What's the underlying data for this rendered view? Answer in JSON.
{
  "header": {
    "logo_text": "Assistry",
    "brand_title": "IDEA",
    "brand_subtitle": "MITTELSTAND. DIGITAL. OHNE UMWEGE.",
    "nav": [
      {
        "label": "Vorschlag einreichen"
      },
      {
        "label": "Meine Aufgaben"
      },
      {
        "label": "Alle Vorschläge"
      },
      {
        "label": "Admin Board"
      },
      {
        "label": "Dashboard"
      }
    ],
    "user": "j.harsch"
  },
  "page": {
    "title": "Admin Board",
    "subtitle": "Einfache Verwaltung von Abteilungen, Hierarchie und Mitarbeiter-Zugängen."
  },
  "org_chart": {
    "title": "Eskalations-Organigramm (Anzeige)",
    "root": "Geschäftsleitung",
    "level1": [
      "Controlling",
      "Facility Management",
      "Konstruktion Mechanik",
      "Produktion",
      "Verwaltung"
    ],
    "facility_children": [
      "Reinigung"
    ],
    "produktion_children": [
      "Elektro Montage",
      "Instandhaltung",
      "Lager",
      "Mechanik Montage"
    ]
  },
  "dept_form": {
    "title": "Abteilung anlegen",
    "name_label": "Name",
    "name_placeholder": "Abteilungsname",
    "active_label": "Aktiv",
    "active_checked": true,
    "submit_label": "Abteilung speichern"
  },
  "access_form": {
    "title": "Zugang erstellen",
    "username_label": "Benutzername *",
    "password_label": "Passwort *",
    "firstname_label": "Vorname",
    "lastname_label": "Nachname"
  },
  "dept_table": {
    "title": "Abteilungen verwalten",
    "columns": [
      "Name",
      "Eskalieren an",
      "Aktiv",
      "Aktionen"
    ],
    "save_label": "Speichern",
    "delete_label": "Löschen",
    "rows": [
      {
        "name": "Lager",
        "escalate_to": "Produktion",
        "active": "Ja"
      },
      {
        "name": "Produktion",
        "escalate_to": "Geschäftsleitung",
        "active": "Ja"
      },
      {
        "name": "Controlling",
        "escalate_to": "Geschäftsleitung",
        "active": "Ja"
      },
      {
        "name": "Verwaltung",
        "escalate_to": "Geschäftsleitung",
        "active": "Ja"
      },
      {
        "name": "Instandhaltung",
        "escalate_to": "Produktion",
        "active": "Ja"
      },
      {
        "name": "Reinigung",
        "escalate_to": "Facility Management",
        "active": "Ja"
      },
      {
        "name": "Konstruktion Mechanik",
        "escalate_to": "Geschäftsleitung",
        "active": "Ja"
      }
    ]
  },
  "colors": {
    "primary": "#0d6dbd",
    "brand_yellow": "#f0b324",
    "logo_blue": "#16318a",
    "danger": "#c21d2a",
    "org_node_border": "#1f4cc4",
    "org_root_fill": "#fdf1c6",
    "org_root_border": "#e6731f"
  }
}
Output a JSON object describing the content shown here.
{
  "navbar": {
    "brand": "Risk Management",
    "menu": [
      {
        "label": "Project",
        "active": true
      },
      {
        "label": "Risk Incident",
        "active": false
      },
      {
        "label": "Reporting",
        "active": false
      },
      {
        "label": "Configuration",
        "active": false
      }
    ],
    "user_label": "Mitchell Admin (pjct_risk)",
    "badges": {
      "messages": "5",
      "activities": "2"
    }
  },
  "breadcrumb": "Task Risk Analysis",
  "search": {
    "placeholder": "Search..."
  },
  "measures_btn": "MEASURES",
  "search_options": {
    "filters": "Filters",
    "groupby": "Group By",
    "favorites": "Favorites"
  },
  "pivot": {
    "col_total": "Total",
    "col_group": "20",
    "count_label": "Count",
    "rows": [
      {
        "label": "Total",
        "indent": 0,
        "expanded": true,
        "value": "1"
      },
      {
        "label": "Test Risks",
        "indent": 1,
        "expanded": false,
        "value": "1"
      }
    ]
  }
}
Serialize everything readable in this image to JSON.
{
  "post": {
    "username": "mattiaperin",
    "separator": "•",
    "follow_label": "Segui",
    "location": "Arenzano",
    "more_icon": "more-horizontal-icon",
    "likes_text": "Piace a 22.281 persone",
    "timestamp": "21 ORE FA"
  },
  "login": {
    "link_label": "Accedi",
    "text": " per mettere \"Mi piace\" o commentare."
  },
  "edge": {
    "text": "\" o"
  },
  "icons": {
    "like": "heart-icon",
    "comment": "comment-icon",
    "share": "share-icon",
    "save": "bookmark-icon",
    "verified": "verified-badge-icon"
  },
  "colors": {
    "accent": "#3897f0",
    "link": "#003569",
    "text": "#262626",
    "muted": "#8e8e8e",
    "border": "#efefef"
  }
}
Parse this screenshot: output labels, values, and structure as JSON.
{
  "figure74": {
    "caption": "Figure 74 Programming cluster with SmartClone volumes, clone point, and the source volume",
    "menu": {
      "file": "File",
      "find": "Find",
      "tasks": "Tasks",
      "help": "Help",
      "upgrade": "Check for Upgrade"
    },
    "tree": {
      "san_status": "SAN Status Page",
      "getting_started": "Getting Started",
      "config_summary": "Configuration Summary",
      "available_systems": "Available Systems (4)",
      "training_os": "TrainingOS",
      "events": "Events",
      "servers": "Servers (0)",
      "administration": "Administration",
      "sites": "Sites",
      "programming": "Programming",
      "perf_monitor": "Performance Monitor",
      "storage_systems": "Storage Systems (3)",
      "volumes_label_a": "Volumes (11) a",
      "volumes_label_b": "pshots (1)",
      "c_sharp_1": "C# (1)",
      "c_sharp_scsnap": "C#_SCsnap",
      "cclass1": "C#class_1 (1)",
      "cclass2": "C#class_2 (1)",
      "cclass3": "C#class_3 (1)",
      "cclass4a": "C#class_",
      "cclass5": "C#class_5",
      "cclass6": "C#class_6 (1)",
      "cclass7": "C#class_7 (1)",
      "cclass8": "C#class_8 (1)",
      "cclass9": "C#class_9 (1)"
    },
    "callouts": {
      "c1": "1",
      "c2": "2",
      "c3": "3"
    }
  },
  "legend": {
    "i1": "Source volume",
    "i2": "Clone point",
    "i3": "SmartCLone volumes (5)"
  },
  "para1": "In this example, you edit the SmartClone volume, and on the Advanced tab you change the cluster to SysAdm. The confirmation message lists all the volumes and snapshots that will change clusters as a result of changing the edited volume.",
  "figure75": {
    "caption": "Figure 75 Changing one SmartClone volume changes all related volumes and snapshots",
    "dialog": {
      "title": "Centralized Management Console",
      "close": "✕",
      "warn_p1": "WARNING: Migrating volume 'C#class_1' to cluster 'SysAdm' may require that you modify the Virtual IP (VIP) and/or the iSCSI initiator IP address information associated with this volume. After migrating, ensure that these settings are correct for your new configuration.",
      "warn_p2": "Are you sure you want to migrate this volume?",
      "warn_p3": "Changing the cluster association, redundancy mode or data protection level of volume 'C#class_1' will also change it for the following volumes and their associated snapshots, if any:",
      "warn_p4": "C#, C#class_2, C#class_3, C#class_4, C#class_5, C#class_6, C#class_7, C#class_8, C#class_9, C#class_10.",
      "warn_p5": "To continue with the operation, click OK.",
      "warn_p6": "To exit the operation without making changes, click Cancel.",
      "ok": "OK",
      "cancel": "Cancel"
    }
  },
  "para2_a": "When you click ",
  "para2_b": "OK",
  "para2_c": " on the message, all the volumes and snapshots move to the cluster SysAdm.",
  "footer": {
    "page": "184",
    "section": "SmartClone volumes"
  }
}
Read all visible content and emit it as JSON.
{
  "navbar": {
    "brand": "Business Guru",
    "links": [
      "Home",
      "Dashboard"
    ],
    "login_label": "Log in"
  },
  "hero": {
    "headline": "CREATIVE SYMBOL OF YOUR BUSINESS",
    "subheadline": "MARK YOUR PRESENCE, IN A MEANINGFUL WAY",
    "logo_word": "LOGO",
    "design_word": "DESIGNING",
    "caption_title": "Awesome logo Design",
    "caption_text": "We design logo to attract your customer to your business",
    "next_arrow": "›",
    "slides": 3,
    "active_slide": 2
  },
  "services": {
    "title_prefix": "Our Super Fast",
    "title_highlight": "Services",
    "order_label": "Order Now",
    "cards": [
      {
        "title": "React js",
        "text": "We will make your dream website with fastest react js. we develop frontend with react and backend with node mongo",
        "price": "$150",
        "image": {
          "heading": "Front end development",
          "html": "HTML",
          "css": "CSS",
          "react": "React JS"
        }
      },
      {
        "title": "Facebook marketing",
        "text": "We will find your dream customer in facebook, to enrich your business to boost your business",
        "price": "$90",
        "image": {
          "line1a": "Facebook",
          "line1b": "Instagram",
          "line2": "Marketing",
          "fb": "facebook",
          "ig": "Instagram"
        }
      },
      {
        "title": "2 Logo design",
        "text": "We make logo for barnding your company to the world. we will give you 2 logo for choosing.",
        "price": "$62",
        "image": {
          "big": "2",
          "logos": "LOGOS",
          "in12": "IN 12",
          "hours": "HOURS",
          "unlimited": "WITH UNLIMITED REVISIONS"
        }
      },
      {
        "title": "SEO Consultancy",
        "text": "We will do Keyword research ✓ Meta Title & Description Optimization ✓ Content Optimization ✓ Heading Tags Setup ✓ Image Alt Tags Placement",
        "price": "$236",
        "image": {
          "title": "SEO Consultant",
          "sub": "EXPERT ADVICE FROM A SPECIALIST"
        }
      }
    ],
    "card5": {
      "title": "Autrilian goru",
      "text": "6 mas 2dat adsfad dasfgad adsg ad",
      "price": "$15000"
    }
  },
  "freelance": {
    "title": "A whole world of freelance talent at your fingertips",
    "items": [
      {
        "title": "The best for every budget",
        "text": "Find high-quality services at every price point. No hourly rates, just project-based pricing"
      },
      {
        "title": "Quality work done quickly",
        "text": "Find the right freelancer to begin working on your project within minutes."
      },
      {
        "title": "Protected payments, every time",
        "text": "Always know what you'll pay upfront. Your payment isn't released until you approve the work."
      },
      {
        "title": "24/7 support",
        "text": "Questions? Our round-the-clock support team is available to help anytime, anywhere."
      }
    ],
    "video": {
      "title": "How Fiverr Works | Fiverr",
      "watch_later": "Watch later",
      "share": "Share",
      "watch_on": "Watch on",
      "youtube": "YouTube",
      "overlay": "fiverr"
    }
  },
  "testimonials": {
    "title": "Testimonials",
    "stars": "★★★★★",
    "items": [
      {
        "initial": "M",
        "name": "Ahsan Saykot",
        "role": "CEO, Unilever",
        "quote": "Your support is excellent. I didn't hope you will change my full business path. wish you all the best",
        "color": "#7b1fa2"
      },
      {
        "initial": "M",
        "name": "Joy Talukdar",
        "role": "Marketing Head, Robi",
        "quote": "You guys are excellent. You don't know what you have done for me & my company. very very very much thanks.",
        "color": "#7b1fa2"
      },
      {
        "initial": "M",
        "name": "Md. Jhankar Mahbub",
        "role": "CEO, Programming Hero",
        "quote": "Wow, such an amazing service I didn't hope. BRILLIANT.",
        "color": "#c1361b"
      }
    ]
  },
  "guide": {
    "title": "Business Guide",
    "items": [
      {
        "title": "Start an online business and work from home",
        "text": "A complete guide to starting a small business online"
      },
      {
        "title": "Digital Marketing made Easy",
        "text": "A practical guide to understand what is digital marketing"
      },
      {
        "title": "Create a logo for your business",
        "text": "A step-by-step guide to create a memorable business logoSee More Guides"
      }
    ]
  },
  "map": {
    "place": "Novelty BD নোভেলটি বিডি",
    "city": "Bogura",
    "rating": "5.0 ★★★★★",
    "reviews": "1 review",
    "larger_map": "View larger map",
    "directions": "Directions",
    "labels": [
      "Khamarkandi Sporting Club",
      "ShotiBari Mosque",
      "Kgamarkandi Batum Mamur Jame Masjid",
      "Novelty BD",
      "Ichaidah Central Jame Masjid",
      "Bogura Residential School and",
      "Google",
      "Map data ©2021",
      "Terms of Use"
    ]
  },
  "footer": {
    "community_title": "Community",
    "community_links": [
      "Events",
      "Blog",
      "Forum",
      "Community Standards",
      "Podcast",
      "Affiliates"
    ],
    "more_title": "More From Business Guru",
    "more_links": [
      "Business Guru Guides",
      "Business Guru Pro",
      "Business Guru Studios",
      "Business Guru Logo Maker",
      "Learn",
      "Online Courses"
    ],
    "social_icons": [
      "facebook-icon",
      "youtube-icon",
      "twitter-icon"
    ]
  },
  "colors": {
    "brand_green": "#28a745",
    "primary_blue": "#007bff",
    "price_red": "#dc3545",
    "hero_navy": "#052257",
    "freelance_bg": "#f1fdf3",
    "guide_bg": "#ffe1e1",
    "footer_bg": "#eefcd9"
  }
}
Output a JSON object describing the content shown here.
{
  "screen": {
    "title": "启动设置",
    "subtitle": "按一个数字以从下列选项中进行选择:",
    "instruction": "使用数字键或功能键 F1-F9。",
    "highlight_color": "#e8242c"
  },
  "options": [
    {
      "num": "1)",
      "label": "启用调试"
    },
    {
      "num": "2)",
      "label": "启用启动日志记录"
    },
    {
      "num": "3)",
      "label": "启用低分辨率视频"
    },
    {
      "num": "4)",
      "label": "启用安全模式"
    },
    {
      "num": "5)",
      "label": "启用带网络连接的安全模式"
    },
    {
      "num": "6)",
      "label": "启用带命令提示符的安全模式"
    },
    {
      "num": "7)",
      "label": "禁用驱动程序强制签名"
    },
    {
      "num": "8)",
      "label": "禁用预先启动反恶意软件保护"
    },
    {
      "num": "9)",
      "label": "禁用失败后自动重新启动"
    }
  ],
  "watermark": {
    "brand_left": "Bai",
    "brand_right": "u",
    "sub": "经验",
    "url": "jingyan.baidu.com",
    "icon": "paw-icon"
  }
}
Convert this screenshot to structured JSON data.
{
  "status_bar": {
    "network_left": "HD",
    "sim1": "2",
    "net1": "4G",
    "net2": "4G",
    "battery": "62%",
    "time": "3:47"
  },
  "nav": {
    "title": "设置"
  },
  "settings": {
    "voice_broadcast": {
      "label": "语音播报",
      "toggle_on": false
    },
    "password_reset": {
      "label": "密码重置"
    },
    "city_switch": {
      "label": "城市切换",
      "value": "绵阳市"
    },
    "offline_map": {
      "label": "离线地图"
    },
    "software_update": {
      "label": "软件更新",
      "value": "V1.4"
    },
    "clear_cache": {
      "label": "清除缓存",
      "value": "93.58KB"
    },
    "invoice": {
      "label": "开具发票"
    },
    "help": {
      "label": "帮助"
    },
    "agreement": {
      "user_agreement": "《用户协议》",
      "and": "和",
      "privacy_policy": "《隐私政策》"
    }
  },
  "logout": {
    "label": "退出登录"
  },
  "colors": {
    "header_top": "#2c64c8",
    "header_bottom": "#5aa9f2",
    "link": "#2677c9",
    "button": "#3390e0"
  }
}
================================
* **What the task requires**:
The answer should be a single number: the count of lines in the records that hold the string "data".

* **Result**:
4